Is a condominium right for you? The market has been steadily rising for the past few years but condo living may not be for everyone. Condo buyers typically fall into three categories: -First-time buyers -Second home or vacation home owners -Retirees looking for a low-maintenance alternative Under the right set of circumstances a condominium can be a great purchase. Before you run out and shop for condos you have to be comfortable living with rules and restrictions, and in close proximity to others. There are different types of condominiums. They can take the form of apartment-style complexes, townhouses or converted multi-family dwellings. Most condominiums have common areas, such as stairwells, dividing and outer walls, fitness centers, pools, walking paths and gardens. These common areas are under shared ownership. Each unit owner holds an interest in these spaces. Because space is shared there needs to a way to manage the maintenance, repair and costs of these common areas. To deal with that and other issues that involve space sharing every condo development has a condominium association. The association is typically elected by condo owners and makes communal decisions in the interest of the community. When you find a condominium you are interested in you will want to inquire about the association: Some questions you may want to ask are:

  • Does the association maintain reserve of funds to pay for unexpected and potentially expensive repairs?

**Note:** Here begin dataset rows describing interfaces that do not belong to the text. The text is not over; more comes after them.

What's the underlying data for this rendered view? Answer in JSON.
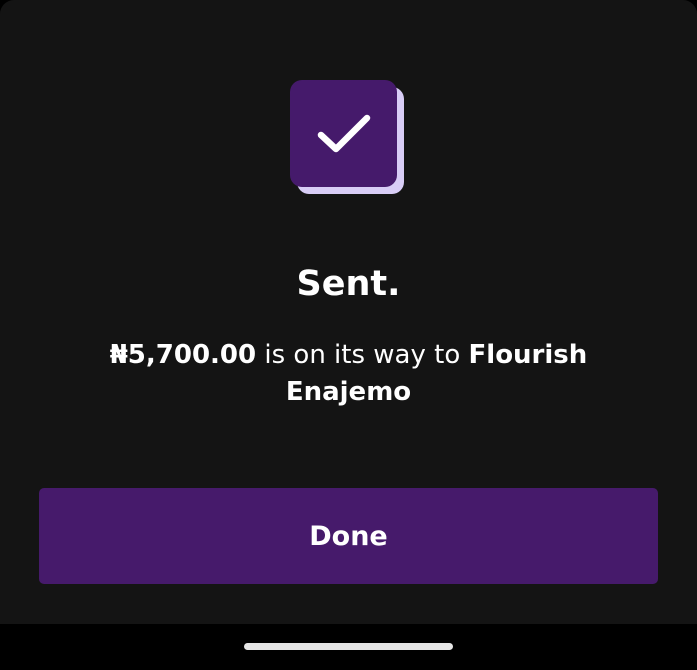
{
  "confirmation": {
    "title": "Sent.",
    "amount": "₦5,700.00",
    "message_middle": " is on its way to ",
    "recipient": "Flourish Enajemo",
    "icon": "checkmark-icon"
  },
  "actions": {
    "done_label": "Done"
  },
  "colors": {
    "background": "#141414",
    "accent": "#461a6b",
    "icon_shadow": "#d8cdf6",
    "text": "#ffffff"
  }
}
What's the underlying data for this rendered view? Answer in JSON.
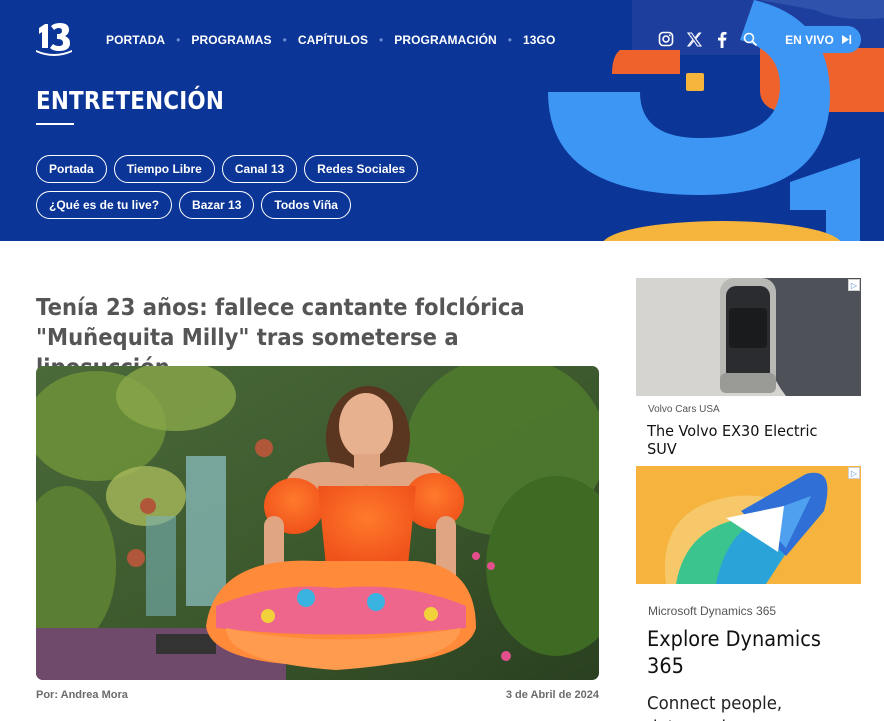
{
  "header": {
    "logo_text": "13",
    "nav": [
      {
        "label": "PORTADA"
      },
      {
        "label": "PROGRAMAS"
      },
      {
        "label": "CAPÍTULOS"
      },
      {
        "label": "PROGRAMACIÓN"
      },
      {
        "label": "13GO"
      }
    ],
    "icons": [
      "instagram-icon",
      "x-twitter-icon",
      "facebook-icon",
      "search-icon"
    ],
    "live_button": "EN VIVO",
    "section_title": "ENTRETENCIÓN",
    "pills_row1": [
      "Portada",
      "Tiempo Libre",
      "Canal 13",
      "Redes Sociales"
    ],
    "pills_row2": [
      "¿Qué es de tu live?",
      "Bazar 13",
      "Todos Viña"
    ],
    "colors": {
      "background": "#0b3596",
      "accent_blue": "#3d96f4",
      "accent_orange": "#f0622c",
      "accent_yellow": "#f5b43c"
    }
  },
  "article": {
    "headline": "Tenía 23 años: fallece cantante folclórica \"Muñequita Milly\" tras someterse a liposucción",
    "author": "Por: Andrea Mora",
    "date": "3 de Abril de 2024"
  },
  "ads": {
    "ad1": {
      "sponsor": "Volvo Cars USA",
      "title": "The Volvo EX30 Electric SUV"
    },
    "ad2": {
      "sponsor": "Microsoft Dynamics 365",
      "title": "Explore Dynamics 365",
      "body": "Connect people, data, and processes"
    }
  }
}
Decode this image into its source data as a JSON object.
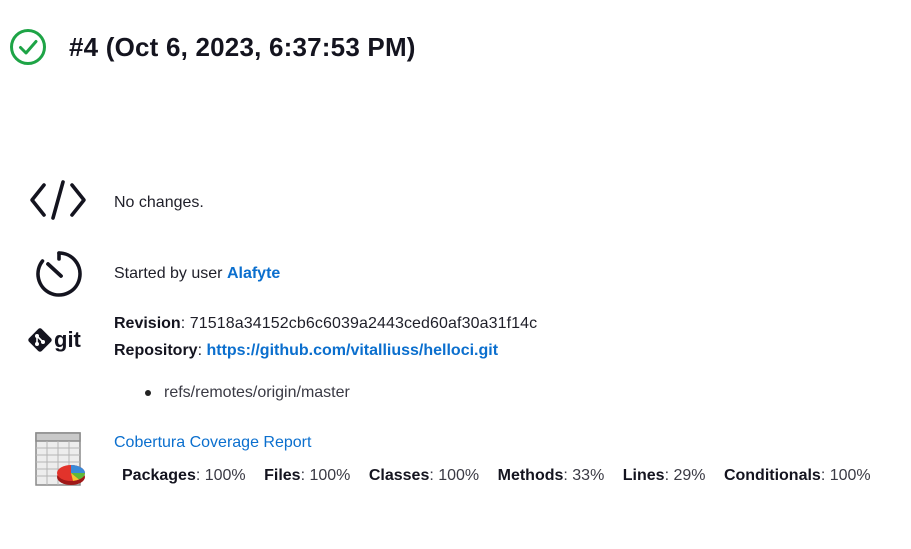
{
  "build": {
    "title": "#4 (Oct 6, 2023, 6:37:53 PM)",
    "status_color": "#1ea446"
  },
  "changes": {
    "text": "No changes.",
    "icon": "code-icon"
  },
  "cause": {
    "prefix": "Started by user ",
    "user": "Alafyte",
    "icon": "timer-icon"
  },
  "git": {
    "icon": "git-logo",
    "revision_label": "Revision",
    "revision_value": ": 71518a34152cb6c6039a2443ced60af30a31f14c",
    "repository_label": "Repository",
    "repository_sep": ": ",
    "repository_url": "https://github.com/vitalliuss/helloci.git",
    "branches": [
      "refs/remotes/origin/master"
    ]
  },
  "coverage": {
    "icon": "coverage-report-icon",
    "link": "Cobertura Coverage Report",
    "stats": [
      {
        "label": "Packages",
        "value": ": 100%"
      },
      {
        "label": "Files",
        "value": ": 100%"
      },
      {
        "label": "Classes",
        "value": ": 100%"
      },
      {
        "label": "Methods",
        "value": ": 33%"
      },
      {
        "label": "Lines",
        "value": ": 29%"
      },
      {
        "label": "Conditionals",
        "value": ": 100%"
      }
    ]
  }
}
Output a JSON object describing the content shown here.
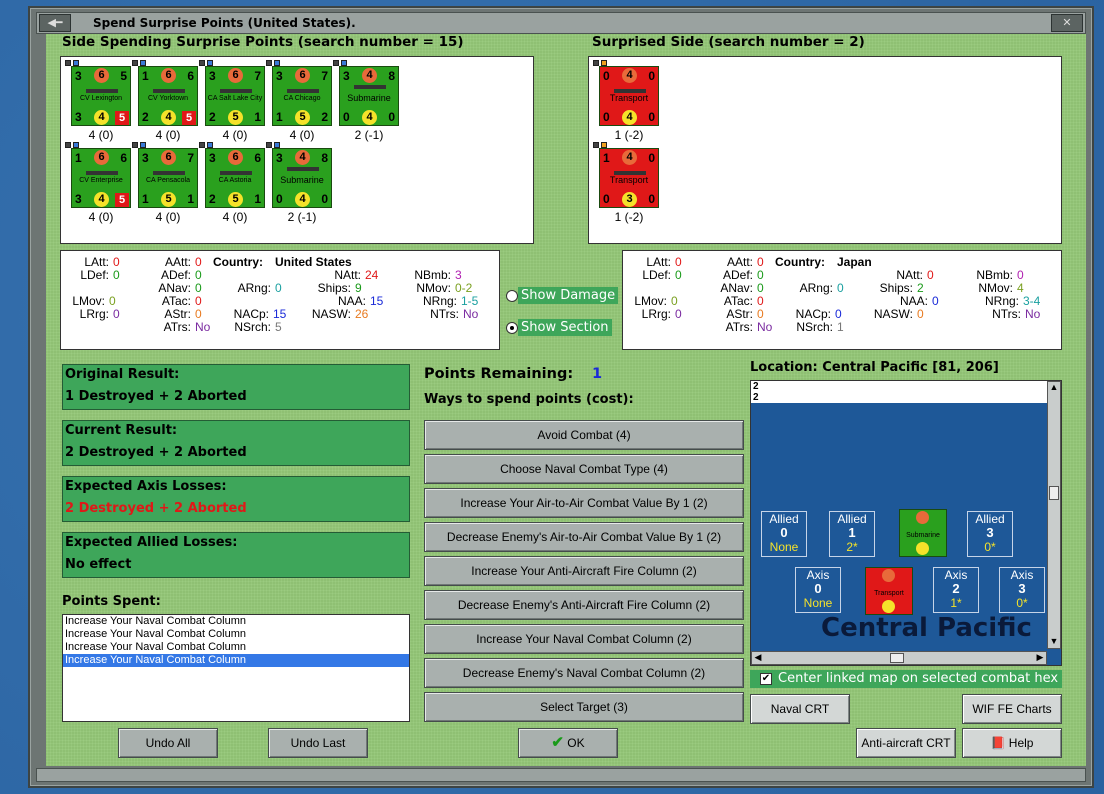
{
  "window": {
    "title": "Spend Surprise Points (United States)."
  },
  "left_header": "Side Spending Surprise Points (search number = 15)",
  "right_header": "Surprised Side (search number = 2)",
  "colors": {
    "friendly": "#2aa01e",
    "enemy": "#e01818",
    "result_green": "#3ea65a"
  },
  "left_counters": [
    {
      "tl": "3",
      "top": "6",
      "tr": "5",
      "name": "CV Lexington",
      "bl": "3",
      "mid": "4",
      "br": "5",
      "val": "4 (0)"
    },
    {
      "tl": "1",
      "top": "6",
      "tr": "6",
      "name": "CV Yorktown",
      "bl": "2",
      "mid": "4",
      "br": "5",
      "val": "4 (0)"
    },
    {
      "tl": "3",
      "top": "6",
      "tr": "7",
      "name": "CA Salt Lake City",
      "bl": "2",
      "mid": "5",
      "br": "1",
      "val": "4 (0)"
    },
    {
      "tl": "3",
      "top": "6",
      "tr": "7",
      "name": "CA Chicago",
      "bl": "1",
      "mid": "5",
      "br": "2",
      "val": "4 (0)"
    },
    {
      "tl": "3",
      "top": "4",
      "tr": "8",
      "name": "Submarine",
      "bl": "0",
      "mid": "4",
      "br": "0",
      "val": "2 (-1)"
    },
    {
      "tl": "1",
      "top": "6",
      "tr": "6",
      "name": "CV Enterprise",
      "bl": "3",
      "mid": "4",
      "br": "5",
      "val": "4 (0)"
    },
    {
      "tl": "3",
      "top": "6",
      "tr": "7",
      "name": "CA Pensacola",
      "bl": "1",
      "mid": "5",
      "br": "1",
      "val": "4 (0)"
    },
    {
      "tl": "3",
      "top": "6",
      "tr": "6",
      "name": "CA Astoria",
      "bl": "2",
      "mid": "5",
      "br": "1",
      "val": "4 (0)"
    },
    {
      "tl": "3",
      "top": "4",
      "tr": "8",
      "name": "Submarine",
      "bl": "0",
      "mid": "4",
      "br": "0",
      "val": "2 (-1)"
    }
  ],
  "right_counters": [
    {
      "tl": "0",
      "top": "4",
      "tr": "0",
      "name": "Transport",
      "bl": "0",
      "mid": "4",
      "br": "0",
      "val": "1 (-2)"
    },
    {
      "tl": "1",
      "top": "4",
      "tr": "0",
      "name": "Transport",
      "bl": "0",
      "mid": "3",
      "br": "0",
      "val": "1 (-2)"
    }
  ],
  "us_stats": {
    "latt": "0",
    "ldef": "0",
    "lmov": "0",
    "lrrg": "0",
    "aatt": "0",
    "adef": "0",
    "anav": "0",
    "atac": "0",
    "astr": "0",
    "atrs": "No",
    "country_label": "Country:",
    "country": "United States",
    "arng": "0",
    "natt": "24",
    "ships": "9",
    "naa": "15",
    "nasw": "26",
    "nacp": "15",
    "nsrch": "5",
    "nbmb": "3",
    "nmov": "0-2",
    "nrng": "1-5",
    "ntrs": "No"
  },
  "jp_stats": {
    "latt": "0",
    "ldef": "0",
    "lmov": "0",
    "lrrg": "0",
    "aatt": "0",
    "adef": "0",
    "anav": "0",
    "atac": "0",
    "astr": "0",
    "atrs": "No",
    "country_label": "Country:",
    "country": "Japan",
    "arng": "0",
    "natt": "0",
    "ships": "2",
    "naa": "0",
    "nasw": "0",
    "nacp": "0",
    "nsrch": "1",
    "nbmb": "0",
    "nmov": "4",
    "nrng": "3-4",
    "ntrs": "No"
  },
  "stat_labels": {
    "latt": "LAtt:",
    "ldef": "LDef:",
    "lmov": "LMov:",
    "lrrg": "LRrg:",
    "aatt": "AAtt:",
    "adef": "ADef:",
    "anav": "ANav:",
    "atac": "ATac:",
    "astr": "AStr:",
    "atrs": "ATrs:",
    "arng": "ARng:",
    "natt": "NAtt:",
    "ships": "Ships:",
    "naa": "NAA:",
    "nasw": "NASW:",
    "nacp": "NACp:",
    "nsrch": "NSrch:",
    "nbmb": "NBmb:",
    "nmov": "NMov:",
    "nrng": "NRng:",
    "ntrs": "NTrs:"
  },
  "options": {
    "show_damage": "Show Damage",
    "show_section": "Show Section"
  },
  "results": {
    "original_label": "Original Result:",
    "original": "1 Destroyed + 2 Aborted",
    "current_label": "Current Result:",
    "current": "2 Destroyed + 2 Aborted",
    "axis_label": "Expected Axis Losses:",
    "axis": "2 Destroyed + 2 Aborted",
    "allied_label": "Expected Allied Losses:",
    "allied": "No effect"
  },
  "points_spent_label": "Points Spent:",
  "points_spent": [
    "Increase Your Naval Combat Column",
    "Increase Your Naval Combat Column",
    "Increase Your Naval Combat Column",
    "Increase Your Naval Combat Column"
  ],
  "points_remaining_label": "Points Remaining:",
  "points_remaining": "1",
  "ways_label": "Ways to spend points (cost):",
  "ways": [
    "Avoid Combat (4)",
    "Choose Naval Combat Type (4)",
    "Increase Your Air-to-Air Combat Value By 1 (2)",
    "Decrease Enemy's Air-to-Air Combat Value By 1 (2)",
    "Increase Your Anti-Aircraft Fire Column (2)",
    "Decrease Enemy's Anti-Aircraft Fire Column (2)",
    "Increase Your Naval Combat Column (2)",
    "Decrease Enemy's Naval Combat Column (2)",
    "Select Target (3)"
  ],
  "location_label": "Location: Central Pacific [81, 206]",
  "map": {
    "sea_name": "Central Pacific",
    "allied_boxes": [
      {
        "t": "Allied",
        "n": "0",
        "s": "None"
      },
      {
        "t": "Allied",
        "n": "1",
        "s": "2*"
      },
      {
        "t": "Allied",
        "n": "3",
        "s": "0*"
      }
    ],
    "axis_boxes": [
      {
        "t": "Axis",
        "n": "0",
        "s": "None"
      },
      {
        "t": "Axis",
        "n": "2",
        "s": "1*"
      },
      {
        "t": "Axis",
        "n": "3",
        "s": "0*"
      }
    ],
    "allied_stack": "2",
    "axis_stack": "2",
    "sub_label": "Submarine",
    "transport_label": "Transport"
  },
  "center_map_label": "Center linked map on selected combat hex",
  "buttons": {
    "undo_all": "Undo All",
    "undo_last": "Undo Last",
    "ok": "OK",
    "naval_crt": "Naval CRT",
    "wif_charts": "WIF FE Charts",
    "aa_crt": "Anti-aircraft CRT",
    "help": "Help"
  }
}
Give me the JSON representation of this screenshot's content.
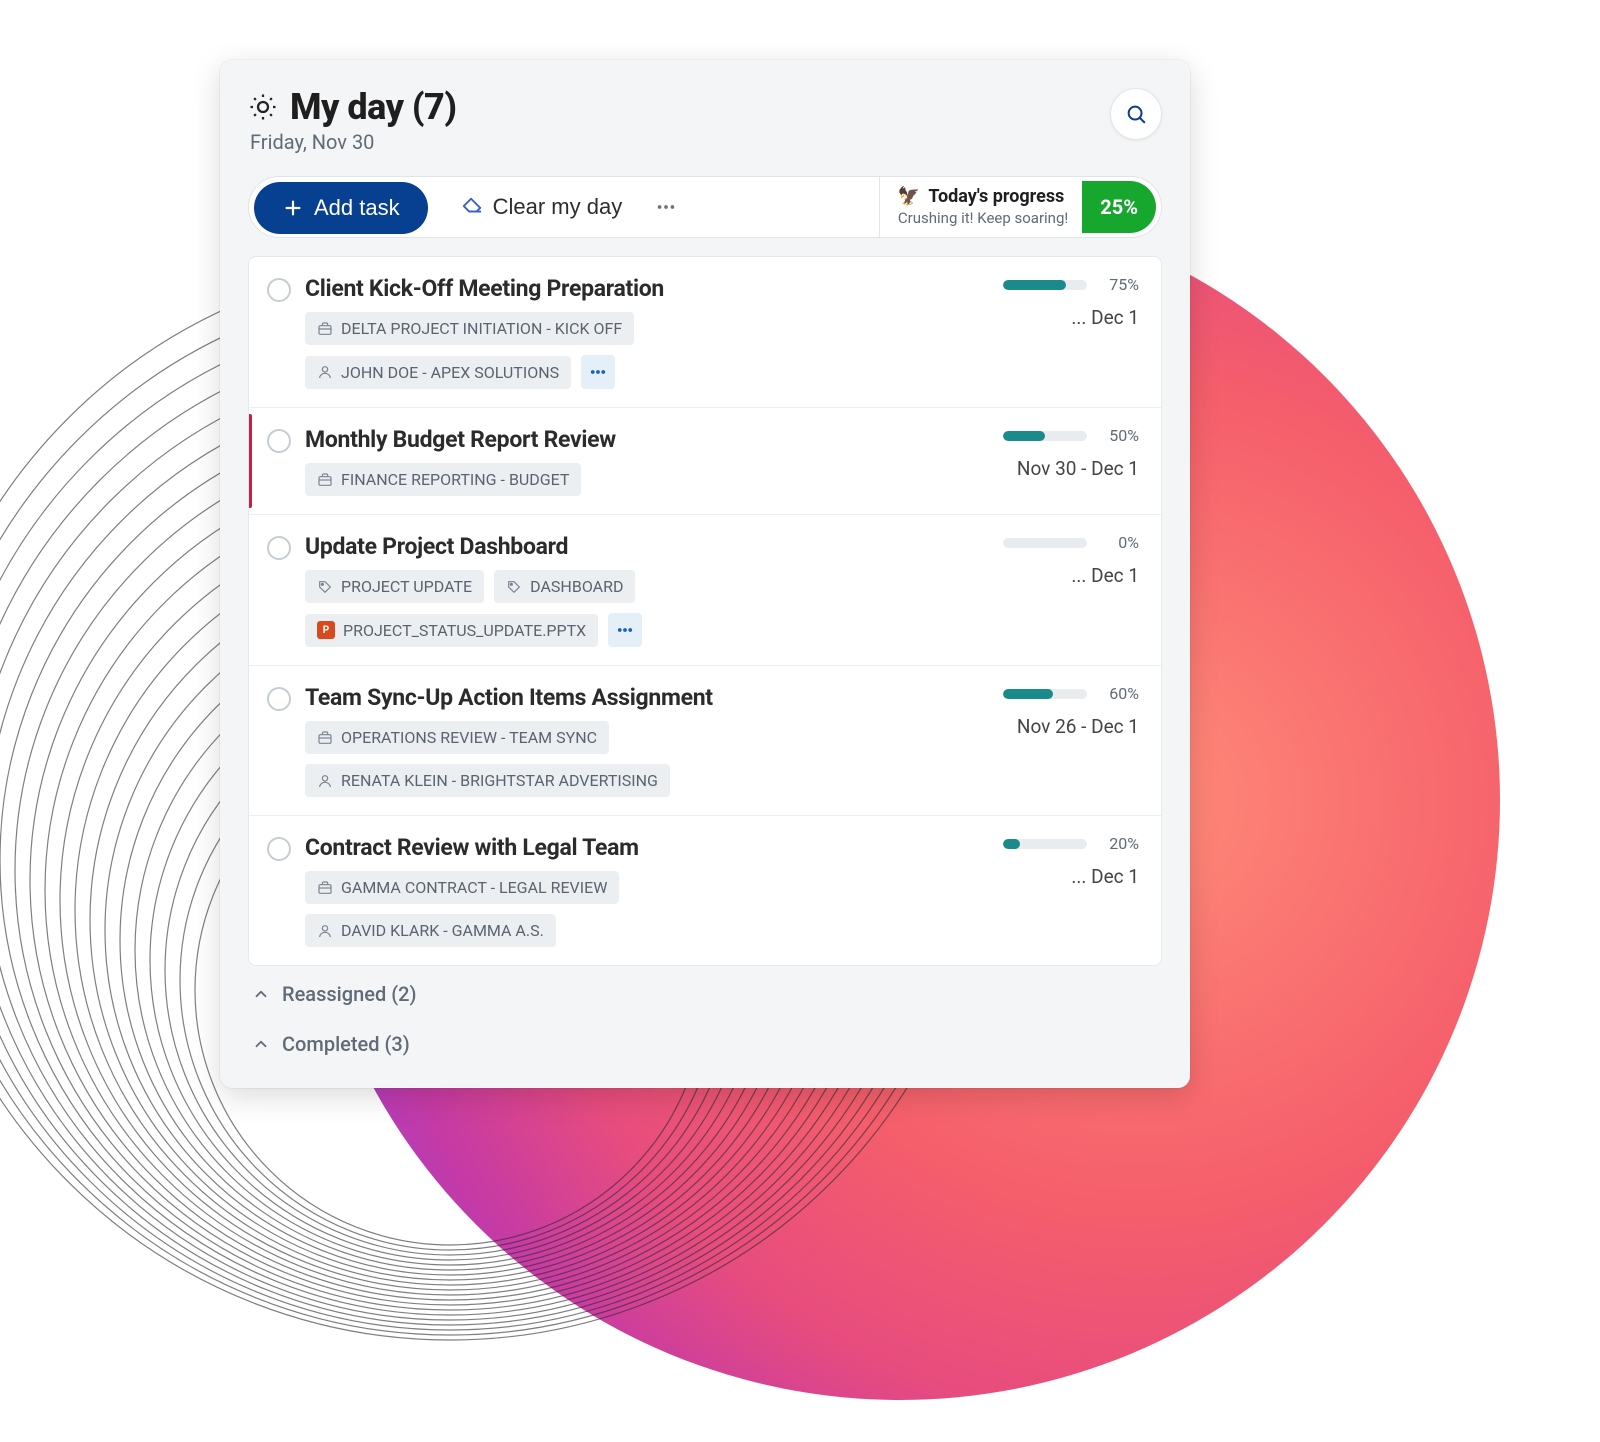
{
  "header": {
    "title": "My day (7)",
    "date": "Friday, Nov 30"
  },
  "toolbar": {
    "add_task": "Add task",
    "clear_my_day": "Clear my day",
    "progress_label": "Today's progress",
    "progress_sub": "Crushing it! Keep soaring!",
    "progress_pct": "25%"
  },
  "tasks": [
    {
      "title": "Client Kick-Off Meeting Preparation",
      "pct": 75,
      "pct_label": "75%",
      "date": "... Dec 1",
      "flagged": false,
      "chips": [
        {
          "icon": "briefcase",
          "label": "DELTA PROJECT INITIATION - KICK OFF"
        }
      ],
      "chips2": [
        {
          "icon": "person",
          "label": "JOHN DOE - APEX SOLUTIONS",
          "more": true
        }
      ]
    },
    {
      "title": "Monthly Budget Report Review",
      "pct": 50,
      "pct_label": "50%",
      "date": "Nov 30 - Dec 1",
      "flagged": true,
      "chips": [
        {
          "icon": "briefcase",
          "label": "FINANCE REPORTING - BUDGET"
        }
      ],
      "chips2": []
    },
    {
      "title": "Update Project Dashboard",
      "pct": 0,
      "pct_label": "0%",
      "date": "... Dec 1",
      "flagged": false,
      "chips": [
        {
          "icon": "tag",
          "label": "PROJECT UPDATE"
        },
        {
          "icon": "tag",
          "label": "DASHBOARD"
        }
      ],
      "chips2": [
        {
          "icon": "pptx",
          "label": "PROJECT_STATUS_UPDATE.PPTX",
          "more": true
        }
      ]
    },
    {
      "title": "Team Sync-Up Action Items Assignment",
      "pct": 60,
      "pct_label": "60%",
      "date": "Nov 26 - Dec 1",
      "flagged": false,
      "chips": [
        {
          "icon": "briefcase",
          "label": "OPERATIONS REVIEW - TEAM SYNC"
        }
      ],
      "chips2": [
        {
          "icon": "person",
          "label": "RENATA KLEIN - BRIGHTSTAR ADVERTISING"
        }
      ]
    },
    {
      "title": "Contract Review with Legal Team",
      "pct": 20,
      "pct_label": "20%",
      "date": "... Dec 1",
      "flagged": false,
      "chips": [
        {
          "icon": "briefcase",
          "label": "GAMMA CONTRACT - LEGAL REVIEW"
        }
      ],
      "chips2": [
        {
          "icon": "person",
          "label": "DAVID KLARK - GAMMA A.S."
        }
      ]
    }
  ],
  "sections": {
    "reassigned": "Reassigned (2)",
    "completed": "Completed (3)"
  },
  "colors": {
    "primary": "#073f91",
    "teal": "#1a8a8a",
    "green": "#17a62e",
    "flag": "#c22147"
  }
}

If so, how much is in reserve and how is it managed?
  • Has the association maintained the building in good repair? Are there currently or any planned special assessments?
  • Does the association have plans to add any facilities, such as a swimming pool or gym, in the near future?
  • Does the development have any pending legal actions? Are there any disputes between owners, with developers or with the association that you should know about?
  • Buying a condo also comes with costs some are similar to a single family home purchase while others are condo specific. These costs include:
    • Down payment, mortgage and property tax
    • Condo fees, otherwise known as maintenance fees. Condo fees are paid by every resident to help with the maintenance of the building, pay the salaries of groundskeepers, concierges or handymen, and provide luxury facilities such as a pool, gym or rooftop garden. Condo fees are paid monthly and are subject to change. The condominium association budgets and determines the condo fees for all units. Condo fees are typically determined by the size of your unit, how many units are currently occupied, and the projected expenses for building maintenance and repair.
    • Special assessment fees. These fees may be requested when an unexpected repair or planned modification exceeds the cost of the condo fees collected
    • One of the most important considerations is to determine if you can live with the condominium rules or covenants. The rules vary from one condo development to another. Some condominiums may impose restrictions on pet ownership, noise levels, remodeling projects, and renting. Always read the condo rules and regulations to make sure that you are comfortable with them before you make a commitment to purchase.